Data to examine -
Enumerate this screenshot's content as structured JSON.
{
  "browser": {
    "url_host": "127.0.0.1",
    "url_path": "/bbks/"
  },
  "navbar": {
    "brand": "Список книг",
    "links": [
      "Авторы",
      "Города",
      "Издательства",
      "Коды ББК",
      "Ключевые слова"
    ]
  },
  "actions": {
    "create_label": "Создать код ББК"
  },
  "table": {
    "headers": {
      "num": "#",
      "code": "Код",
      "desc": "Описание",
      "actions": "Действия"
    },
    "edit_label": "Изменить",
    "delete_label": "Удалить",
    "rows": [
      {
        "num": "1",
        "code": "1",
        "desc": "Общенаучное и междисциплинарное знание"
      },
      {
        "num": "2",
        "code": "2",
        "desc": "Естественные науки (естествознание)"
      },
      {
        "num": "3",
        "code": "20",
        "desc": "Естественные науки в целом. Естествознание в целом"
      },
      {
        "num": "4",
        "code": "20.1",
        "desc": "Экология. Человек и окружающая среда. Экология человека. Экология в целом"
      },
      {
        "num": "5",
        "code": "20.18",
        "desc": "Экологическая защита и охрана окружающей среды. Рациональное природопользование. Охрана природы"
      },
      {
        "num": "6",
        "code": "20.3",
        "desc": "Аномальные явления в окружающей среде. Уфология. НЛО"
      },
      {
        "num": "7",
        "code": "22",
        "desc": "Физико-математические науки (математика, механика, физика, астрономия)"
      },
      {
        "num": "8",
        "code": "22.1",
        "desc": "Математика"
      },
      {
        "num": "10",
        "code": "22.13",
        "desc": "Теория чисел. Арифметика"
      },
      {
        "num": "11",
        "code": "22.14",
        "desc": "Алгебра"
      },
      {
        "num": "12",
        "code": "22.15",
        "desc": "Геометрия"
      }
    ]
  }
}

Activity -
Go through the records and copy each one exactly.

Solved exercise -
Enumerate this screenshot's content as structured JSON.
{
  "browser": {
    "url_host": "127.0.0.1",
    "url_path": "/bbks/"
  },
  "navbar": {
    "brand": "Список книг",
    "links": [
      "Авторы",
      "Города",
      "Издательства",
      "Коды ББК",
      "Ключевые слова"
    ]
  },
  "actions": {
    "create_label": "Создать код ББК"
  },
  "table": {
    "headers": {
      "num": "#",
      "code": "Код",
      "desc": "Описание",
      "actions": "Действия"
    },
    "edit_label": "Изменить",
    "delete_label": "Удалить",
    "rows": [
      {
        "num": "1",
        "code": "1",
        "desc": "Общенаучное и междисциплинарное знание"
      },
      {
        "num": "2",
        "code": "2",
        "desc": "Естественные науки (естествознание)"
      },
      {
        "num": "3",
        "code": "20",
        "desc": "Естественные науки в целом. Естествознание в целом"
      },
      {
        "num": "4",
        "code": "20.1",
        "desc": "Экология. Человек и окружающая среда. Экология человека. Экология в целом"
      },
      {
        "num": "5",
        "code": "20.18",
        "desc": "Экологическая защита и охрана окружающей среды. Рациональное природопользование. Охрана природы"
      },
      {
        "num": "6",
        "code": "20.3",
        "desc": "Аномальные явления в окружающей среде. Уфология. НЛО"
      },
      {
        "num": "7",
        "code": "22",
        "desc": "Физико-математические науки (математика, механика, физика, астрономия)"
      },
      {
        "num": "8",
        "code": "22.1",
        "desc": "Математика"
      },
      {
        "num": "10",
        "code": "22.13",
        "desc": "Теория чисел. Арифметика"
      },
      {
        "num": "11",
        "code": "22.14",
        "desc": "Алгебра"
      },
      {
        "num": "12",
        "code": "22.15",
        "desc": "Геометрия"
      }
    ]
  }
}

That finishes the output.